My approach was grounded in three concepts: first, the Swedish Grace aesthetic, which is, to my mind, an elegantly restrained interpretation of Classicism; second, the regional setting of Borlänge, which should not be seen as a detraction; and, third, the project’s scholastic programme and what this means in a universal sense, as places of higher education are, frequently, destinations for individuals from across the globe.
I looked to the precedent of the tripartite palazzo façade, to convey perpetuity and reliability. I abstracted the typical palazzo rustication and fenestration, and added porticos to delineate the entrances. But the steeply pitched roof reflects climatic conditions that are far removed from the birthplace of the palazzo type. Another link to the local context is the window members that are rendered in iron, to recall Borlänge’s historical role in iron production. Further iron elements are the allegorical sculptures at the apexes of the porticos, whose iconography may be, perhaps, a little too straightforward, but my intention was for them to be widely interpretable. And the acroteria are surmounted by iron ornaments, whose form arose out of a conversation that I had with a fellow student, Ylva. She had mentioned that the province flower is the harebell, so I incorporated this native and proudly bucolic symbol into the characteristically organic Classical ornamentation.

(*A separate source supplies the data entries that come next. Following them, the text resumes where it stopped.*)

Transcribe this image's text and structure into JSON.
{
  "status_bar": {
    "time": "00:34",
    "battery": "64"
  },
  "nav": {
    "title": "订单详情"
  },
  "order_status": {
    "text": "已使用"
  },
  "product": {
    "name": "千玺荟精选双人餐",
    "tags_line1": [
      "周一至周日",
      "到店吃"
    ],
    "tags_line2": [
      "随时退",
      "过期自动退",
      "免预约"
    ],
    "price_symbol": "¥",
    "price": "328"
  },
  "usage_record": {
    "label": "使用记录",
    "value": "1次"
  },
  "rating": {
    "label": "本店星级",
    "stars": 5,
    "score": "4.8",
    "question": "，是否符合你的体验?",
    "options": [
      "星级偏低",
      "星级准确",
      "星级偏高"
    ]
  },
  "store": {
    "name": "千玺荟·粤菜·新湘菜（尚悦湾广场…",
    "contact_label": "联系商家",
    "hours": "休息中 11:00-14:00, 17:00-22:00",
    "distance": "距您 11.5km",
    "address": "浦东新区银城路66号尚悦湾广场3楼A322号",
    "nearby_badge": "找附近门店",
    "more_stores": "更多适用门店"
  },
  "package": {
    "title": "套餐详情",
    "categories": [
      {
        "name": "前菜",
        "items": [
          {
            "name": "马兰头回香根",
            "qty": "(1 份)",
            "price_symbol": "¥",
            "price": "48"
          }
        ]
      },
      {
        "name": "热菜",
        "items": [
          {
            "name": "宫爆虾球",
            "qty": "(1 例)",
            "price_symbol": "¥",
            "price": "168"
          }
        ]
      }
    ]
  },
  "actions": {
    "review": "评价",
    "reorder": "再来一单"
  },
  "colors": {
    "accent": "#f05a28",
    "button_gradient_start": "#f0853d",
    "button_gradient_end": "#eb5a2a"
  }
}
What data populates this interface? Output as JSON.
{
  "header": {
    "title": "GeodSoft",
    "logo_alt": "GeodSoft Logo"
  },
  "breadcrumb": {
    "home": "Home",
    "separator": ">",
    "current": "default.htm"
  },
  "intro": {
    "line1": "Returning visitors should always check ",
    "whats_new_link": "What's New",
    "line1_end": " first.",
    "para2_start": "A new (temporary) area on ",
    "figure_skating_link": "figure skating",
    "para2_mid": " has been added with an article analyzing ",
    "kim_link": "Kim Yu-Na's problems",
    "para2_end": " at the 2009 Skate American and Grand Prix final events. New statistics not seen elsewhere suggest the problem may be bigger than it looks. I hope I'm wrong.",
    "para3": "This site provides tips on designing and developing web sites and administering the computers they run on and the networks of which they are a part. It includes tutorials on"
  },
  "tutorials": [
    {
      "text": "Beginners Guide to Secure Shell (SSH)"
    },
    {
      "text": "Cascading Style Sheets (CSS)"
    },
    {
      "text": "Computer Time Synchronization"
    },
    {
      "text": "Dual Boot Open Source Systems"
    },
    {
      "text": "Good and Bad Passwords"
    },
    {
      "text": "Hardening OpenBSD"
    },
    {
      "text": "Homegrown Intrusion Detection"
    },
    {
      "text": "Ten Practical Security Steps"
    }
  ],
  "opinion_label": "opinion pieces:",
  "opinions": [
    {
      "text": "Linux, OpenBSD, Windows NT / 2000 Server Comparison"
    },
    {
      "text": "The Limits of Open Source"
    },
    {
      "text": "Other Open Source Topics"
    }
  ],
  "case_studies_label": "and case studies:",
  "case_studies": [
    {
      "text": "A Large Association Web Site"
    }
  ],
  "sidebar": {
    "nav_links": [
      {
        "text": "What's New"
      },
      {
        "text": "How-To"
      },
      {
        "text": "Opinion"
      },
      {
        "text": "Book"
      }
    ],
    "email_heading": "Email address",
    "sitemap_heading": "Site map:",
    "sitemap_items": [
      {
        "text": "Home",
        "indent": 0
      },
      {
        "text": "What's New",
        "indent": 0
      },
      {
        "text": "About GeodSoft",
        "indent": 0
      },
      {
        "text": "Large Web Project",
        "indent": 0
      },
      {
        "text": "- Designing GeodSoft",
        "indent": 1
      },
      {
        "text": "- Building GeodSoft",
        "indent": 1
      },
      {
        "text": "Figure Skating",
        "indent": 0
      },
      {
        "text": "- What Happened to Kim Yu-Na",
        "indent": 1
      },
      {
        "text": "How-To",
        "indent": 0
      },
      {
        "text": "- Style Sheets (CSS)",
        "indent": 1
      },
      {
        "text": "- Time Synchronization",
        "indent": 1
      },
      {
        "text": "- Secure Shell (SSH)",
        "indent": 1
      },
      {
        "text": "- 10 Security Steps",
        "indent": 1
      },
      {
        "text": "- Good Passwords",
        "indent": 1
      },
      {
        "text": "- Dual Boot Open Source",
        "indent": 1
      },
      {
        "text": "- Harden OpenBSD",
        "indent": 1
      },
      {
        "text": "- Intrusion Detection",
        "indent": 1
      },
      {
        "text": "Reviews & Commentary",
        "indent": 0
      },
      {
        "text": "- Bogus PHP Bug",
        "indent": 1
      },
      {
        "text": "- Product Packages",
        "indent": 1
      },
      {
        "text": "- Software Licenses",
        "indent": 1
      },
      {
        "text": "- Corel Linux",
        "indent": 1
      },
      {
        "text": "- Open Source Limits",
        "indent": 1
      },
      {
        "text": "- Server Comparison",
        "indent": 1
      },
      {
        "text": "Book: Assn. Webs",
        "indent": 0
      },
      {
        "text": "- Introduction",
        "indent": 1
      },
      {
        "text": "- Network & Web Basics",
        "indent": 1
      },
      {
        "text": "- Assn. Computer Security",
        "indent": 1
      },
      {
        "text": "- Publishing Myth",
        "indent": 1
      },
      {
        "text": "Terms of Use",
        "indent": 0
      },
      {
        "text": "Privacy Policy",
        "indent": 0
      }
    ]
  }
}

The design was conceived and droughted in a matter of days, and I aimed to do justice to the city. The challenge was in applying Classicism to a locality with its own history and identity, to make the design, as much as possible, uniquely of Borlänge. I hope that I achieved even a small measure of this.
Postscript: I owe much to the tutors who guided me in my endeavours, for not only bringing their experience and knowledge, but in being generous and patient.